We were overwhelmed with the outpouring of responses. There was no way for us to get to everyone who had interesting, important and inspiring stories to share.
This week, we have three new profiles of nurses: Steven Witkowski, MSA, RN, Nancy George, PhD, RN, and Sue Putman, BSN MEd.
These three nurses represent important, but often undiscussed (at least in our profiles) roles in nursing. Mr. Witkowski is the director of surgical services and is an OR nurse, Dr. George is a research academic, and Ms. Putman works in a school-based program for students with special health needs.
Mr. Witkowski nicely summarized the different role nurses play, saying “If you enjoy helping people, nursing has many, diverse opportunities.”
Although Steven works in the hospital – the most common setting for nurses – his role leading the operating room is one few in the general public would imagine.
Leading the OR team brings together many of the essential skills in nursing: communication, patient advocacy, collaboration, and evidence-based practice.
Another role that combines these important skills is the dual roles Nancy George, Phd RN has as an academic and advanced nurse practitioner.
Dr. George says she tries to teach not only science and research skills with her students, but instill in her nursing students the importance of networking and collective action to bridge education and practice.
She told us “the beauty of nursing is that it provides a background for endless professional opportunities many that are not hospital-based.”
One of these professional roles Sue Putman, BSN, MEd fills as a specialist in a school-based program for children with special health care needs.
One of the most important skill Sue needs in working with these children, their parents, and other non-health professional colleagues is communication and teamwork.
Dealing with emotionally-charged situations involving parents and children wasn’t often covered in the nursing school curriculum.

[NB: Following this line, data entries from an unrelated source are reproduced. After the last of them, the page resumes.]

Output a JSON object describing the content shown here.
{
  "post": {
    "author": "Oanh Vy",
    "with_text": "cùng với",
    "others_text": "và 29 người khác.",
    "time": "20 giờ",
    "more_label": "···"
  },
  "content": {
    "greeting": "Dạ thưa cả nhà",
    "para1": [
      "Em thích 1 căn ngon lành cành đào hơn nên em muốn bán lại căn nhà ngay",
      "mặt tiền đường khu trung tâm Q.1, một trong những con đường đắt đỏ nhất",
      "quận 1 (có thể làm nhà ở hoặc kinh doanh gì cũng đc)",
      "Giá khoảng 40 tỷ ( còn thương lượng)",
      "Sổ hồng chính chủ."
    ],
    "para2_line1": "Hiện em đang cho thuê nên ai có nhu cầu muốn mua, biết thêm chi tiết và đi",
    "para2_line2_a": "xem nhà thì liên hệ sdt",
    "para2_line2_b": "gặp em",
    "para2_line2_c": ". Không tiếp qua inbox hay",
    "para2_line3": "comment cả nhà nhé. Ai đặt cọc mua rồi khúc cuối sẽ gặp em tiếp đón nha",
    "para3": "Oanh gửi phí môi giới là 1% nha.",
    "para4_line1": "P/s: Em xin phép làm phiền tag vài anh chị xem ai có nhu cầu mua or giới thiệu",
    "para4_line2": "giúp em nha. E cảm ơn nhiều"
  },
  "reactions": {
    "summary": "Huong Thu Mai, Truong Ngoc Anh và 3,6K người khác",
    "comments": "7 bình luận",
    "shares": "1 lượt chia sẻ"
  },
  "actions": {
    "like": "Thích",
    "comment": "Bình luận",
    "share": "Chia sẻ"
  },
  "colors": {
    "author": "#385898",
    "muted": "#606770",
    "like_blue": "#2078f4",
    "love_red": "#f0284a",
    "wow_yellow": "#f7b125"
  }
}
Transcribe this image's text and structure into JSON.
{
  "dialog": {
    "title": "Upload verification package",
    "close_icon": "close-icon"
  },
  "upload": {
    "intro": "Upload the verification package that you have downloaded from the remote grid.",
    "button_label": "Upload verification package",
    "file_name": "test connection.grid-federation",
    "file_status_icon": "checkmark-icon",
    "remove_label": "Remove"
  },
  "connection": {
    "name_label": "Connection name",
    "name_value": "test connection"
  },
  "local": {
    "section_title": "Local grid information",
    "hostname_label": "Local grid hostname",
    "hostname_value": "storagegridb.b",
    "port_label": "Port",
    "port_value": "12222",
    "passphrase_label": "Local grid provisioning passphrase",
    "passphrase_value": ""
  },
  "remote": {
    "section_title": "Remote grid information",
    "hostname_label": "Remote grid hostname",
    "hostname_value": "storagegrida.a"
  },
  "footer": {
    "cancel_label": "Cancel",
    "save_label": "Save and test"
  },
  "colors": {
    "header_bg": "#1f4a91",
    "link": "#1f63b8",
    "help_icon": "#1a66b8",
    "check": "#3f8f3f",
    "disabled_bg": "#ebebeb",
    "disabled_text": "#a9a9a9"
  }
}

Sue has a great insight into how the role of nursing fits in perfectly, saying “nursing is about working closely with the whole person: physical, mental and social.”
These three individuals represent some of what makes Michigan’s nursing community great: the too-often under- (or un-) recognized contributions 166,000 nurses make each day caring for some part of the public.
Want to share your story? Or have someone you want us to profile? Contact us here